Fairfax County supervisors interviewed four internal candidates for chief of police yesterday, then postponed the process for three weeks to interview two candidates from outside the department who had not been finalists.

On July 12, the board plans to interview Donald A. Flynn, an assistant director of the U.S. Secret Service, and Alfred J. Broadbent, an assistant chief of the D.C. police, Fairfax sources said. The selection of a new chief may occur that day, sources familiar with the selection process said.

"The process is open," Board Chairman Gerald E. Connolly (D) said, emerging from three hours of interviews behind closed doors. No favorite has emerged for the job, now held by the acting chief, Lt. Col. Suzanne G. Devlin.

"We're impressed with the caliber of all the candidates we've interviewed so far," Connolly said.

Devlin, Lt. Col. Charles K. Peters, Lt. Col. David M. Rohrer and Maj. Tyrone R. Morrow met separately with the board for 40-minute interviews, where they were asked their ideas on traffic, police management issues and stopping gang violence, county board sources said.

Those four candidates were winnowed from nine applicants interviewed by a 17-member panel led by County Executive Anthony H. Griffin. The new chief will succeed J. Thomas Manger, who retired in January to take the top job in Montgomery County.

Griffin reduced a field of about 50 applicants, and last month his top nine candidates were interviewed by a screening panel of law enforcement officials, private citizens and county staff members.
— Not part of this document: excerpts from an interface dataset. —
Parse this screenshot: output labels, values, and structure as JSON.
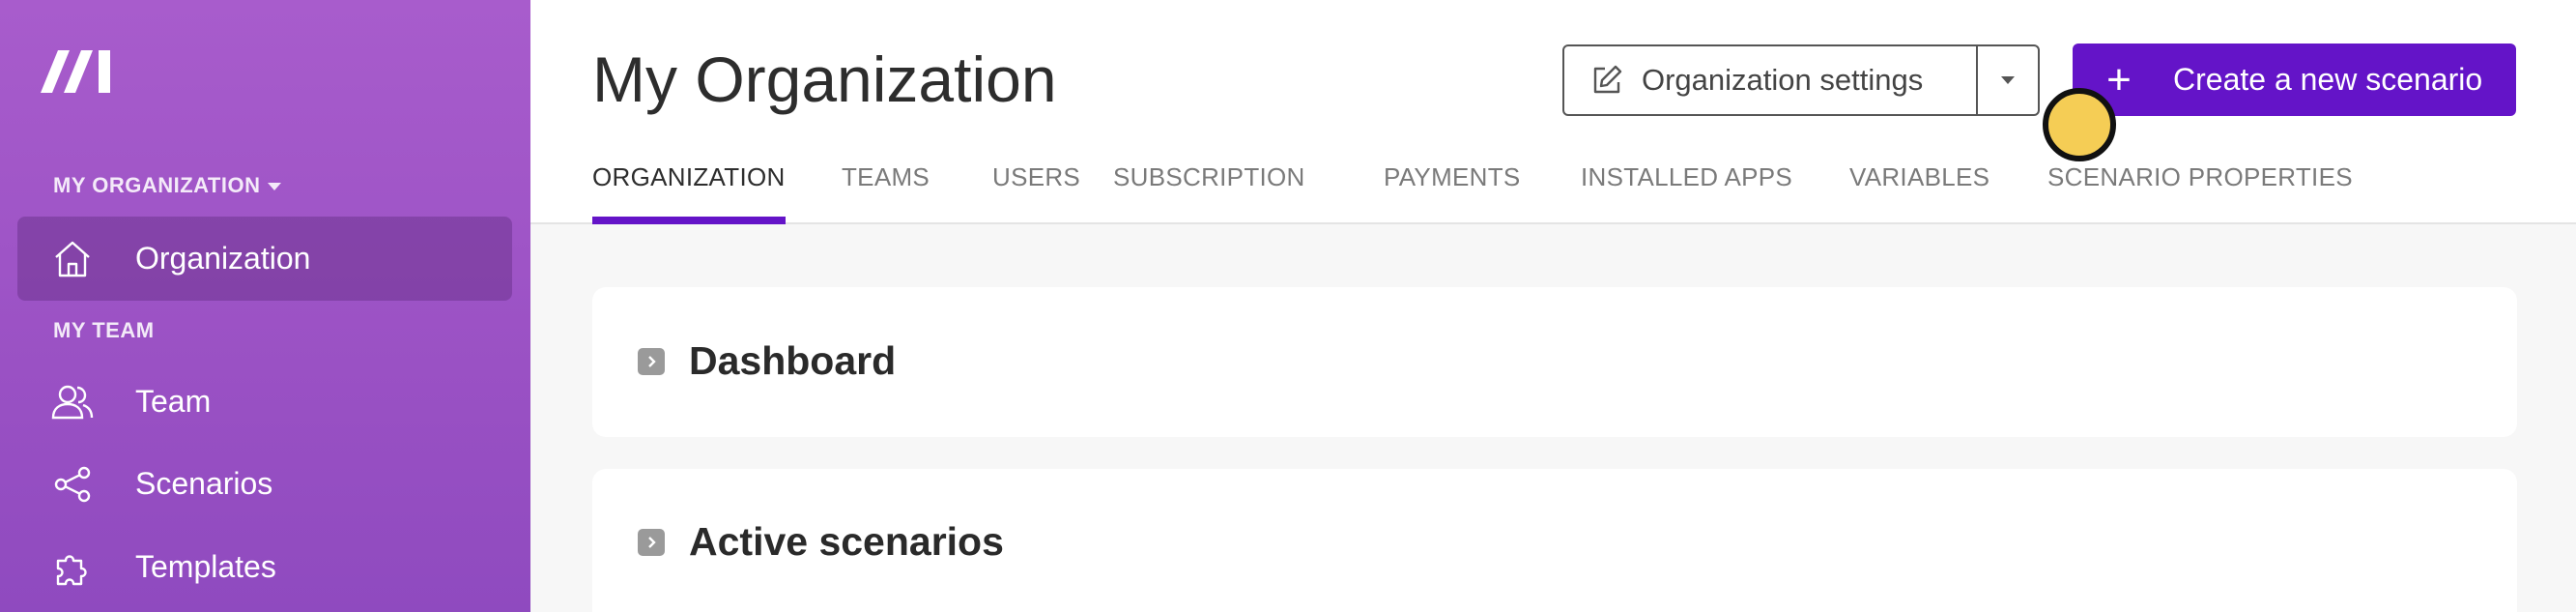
{
  "sidebar": {
    "logo": "make-logo",
    "org_section_label": "MY ORGANIZATION",
    "team_section_label": "MY TEAM",
    "items": [
      {
        "label": "Organization",
        "icon": "home-icon",
        "active": true
      },
      {
        "label": "Team",
        "icon": "users-icon",
        "active": false
      },
      {
        "label": "Scenarios",
        "icon": "share-icon",
        "active": false
      },
      {
        "label": "Templates",
        "icon": "puzzle-icon",
        "active": false
      }
    ]
  },
  "header": {
    "title": "My Organization",
    "settings_button_label": "Organization settings",
    "create_button_label": "Create a new scenario",
    "tabs": [
      {
        "label": "ORGANIZATION",
        "active": true
      },
      {
        "label": "TEAMS",
        "active": false
      },
      {
        "label": "USERS",
        "active": false
      },
      {
        "label": "SUBSCRIPTION",
        "active": false
      },
      {
        "label": "PAYMENTS",
        "active": false
      },
      {
        "label": "INSTALLED APPS",
        "active": false
      },
      {
        "label": "VARIABLES",
        "active": false
      },
      {
        "label": "SCENARIO PROPERTIES",
        "active": false
      }
    ]
  },
  "main": {
    "cards": [
      {
        "title": "Dashboard"
      },
      {
        "title": "Active scenarios"
      }
    ]
  },
  "colors": {
    "brand_purple": "#6414c8",
    "sidebar_purple": "#a85ccc",
    "cursor_marker": "#f5cd55"
  }
}
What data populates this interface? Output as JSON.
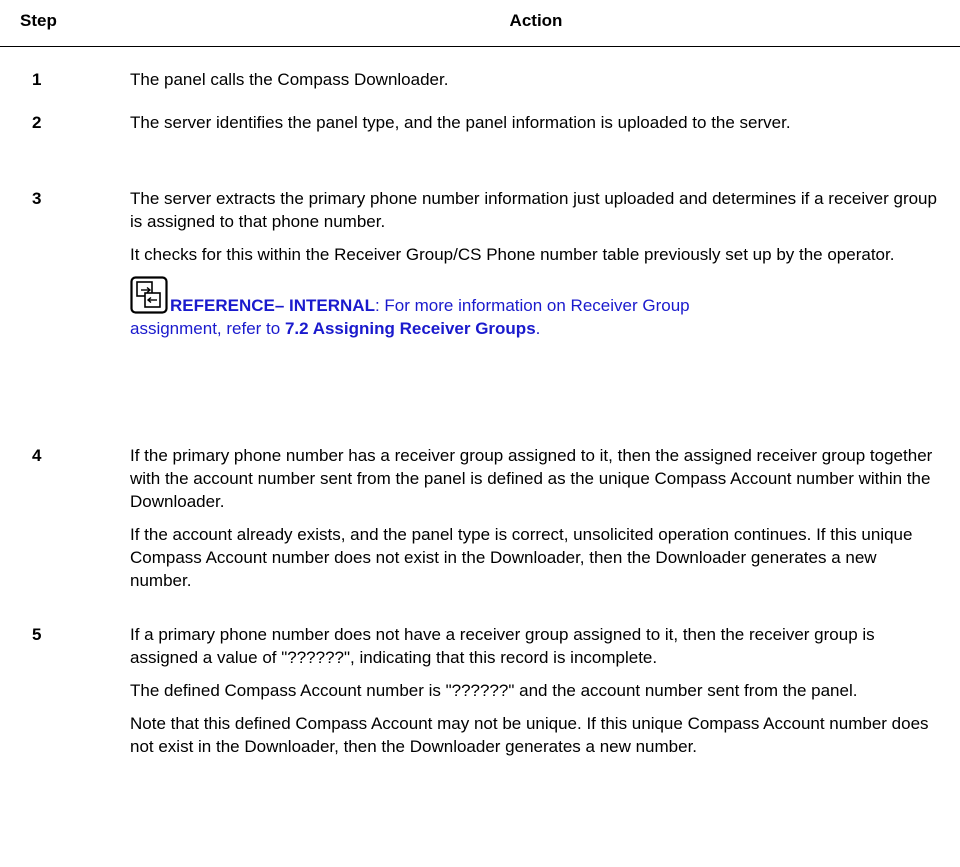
{
  "header": {
    "step_label": "Step",
    "action_label": "Action"
  },
  "steps": [
    {
      "num": "1",
      "paras": [
        "The panel calls the Compass Downloader."
      ]
    },
    {
      "num": "2",
      "paras": [
        "The server identifies the panel type, and the panel information is uploaded to the server."
      ]
    },
    {
      "num": "3",
      "paras": [
        "The server extracts the primary phone number information just uploaded and determines if a receiver group is assigned to that phone number.",
        "It checks for this within the Receiver Group/CS Phone number table previously set up by the operator."
      ],
      "reference": {
        "icon": "reference-icon",
        "label": "REFERENCE– INTERNAL",
        "sep": ":",
        "text_a": " For more information on Receiver Group",
        "text_b": "assignment, refer to ",
        "link": "7.2 Assigning Receiver Groups",
        "end": ".",
        "color": "#1a1acd"
      }
    },
    {
      "num": "4",
      "paras": [
        "If the primary phone number has a receiver group assigned to it, then the assigned receiver group together with the account number sent from the panel is defined as the unique Compass Account number within the Downloader.",
        "If the account already exists, and the panel type is correct, unsolicited operation continues. If this unique Compass Account number does not exist in the Downloader, then the Downloader generates a new number."
      ]
    },
    {
      "num": "5",
      "paras": [
        "If a primary phone number does not have a receiver group assigned to it, then the receiver group is assigned a value of \"??????\", indicating that this record is incomplete.",
        "The defined Compass Account number is \"??????\" and the account number sent from the panel.",
        "Note that this defined Compass Account may not be unique. If this unique Compass Account number does not exist in the Downloader, then the Downloader generates a new number."
      ]
    }
  ]
}
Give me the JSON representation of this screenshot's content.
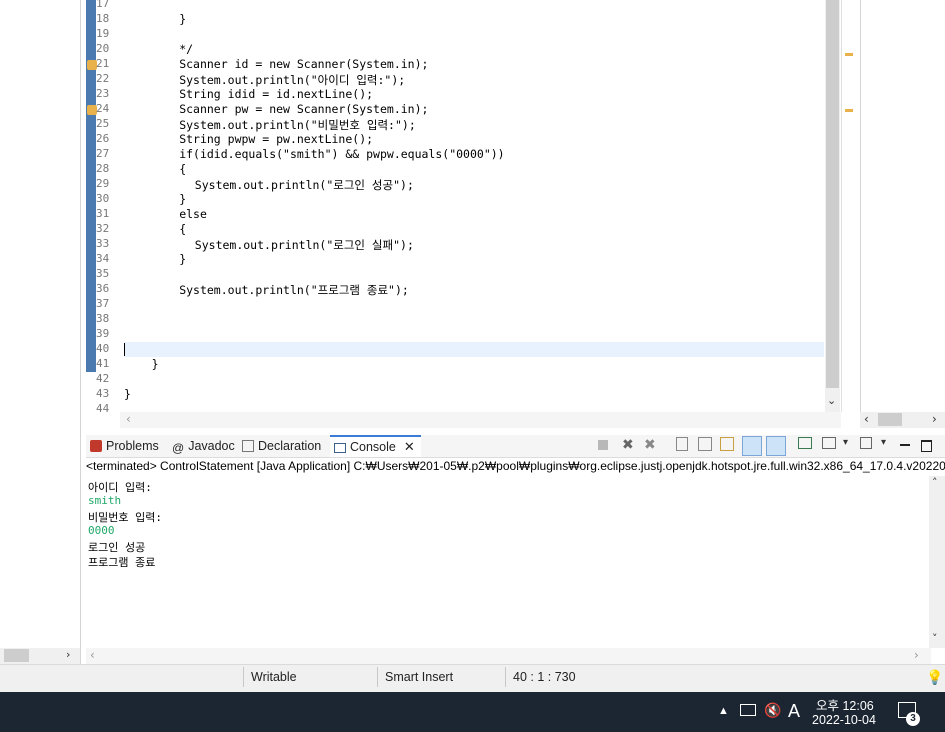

Only two of the nine candidates were from outside the Fairfax department, and one of them was Broadbent. Flynn was excluded because he did not meet the criterion of having served as a major or higher in a large police department. Flynn was an officer and detective in Fairfax for eight years before moving to the Secret Service.

Griffin initially submitted the four internal candidates to the board, without Broadbent or Flynn. But members of the county's police union lobbied county supervisors on Flynn's behalf, and those supervisors spoke to Griffin. So Griffin reconvened the panel last week to interview Flynn. The panel did not vote to support Flynn, but the board decided yesterday to interview Flynn and Broadbent anyway.

Flynn heads the Secret Service's Office of Inspection. He previously has overseen White House security and the presidential protective division. He left the Fairfax police in 1981 to join the service.

Broadbent, a 25-year veteran of the District police, leads the department's support services command, which has about 1,000 employees. Broadbent said yesterday that he had interviewed for the job but was recently told he was not a finalist.

Among the internal candidates, Devlin, Peters and Rohrer are the deputy chiefs who oversee the department's three main branches: Devlin handles administration, in addition to being acting chief; Peters directs patrol; and Rohrer commands investigations and operations. Morrow oversees three patrol stations within the patrol branch.

Staff writer Del Quentin Wilber contributed to this report.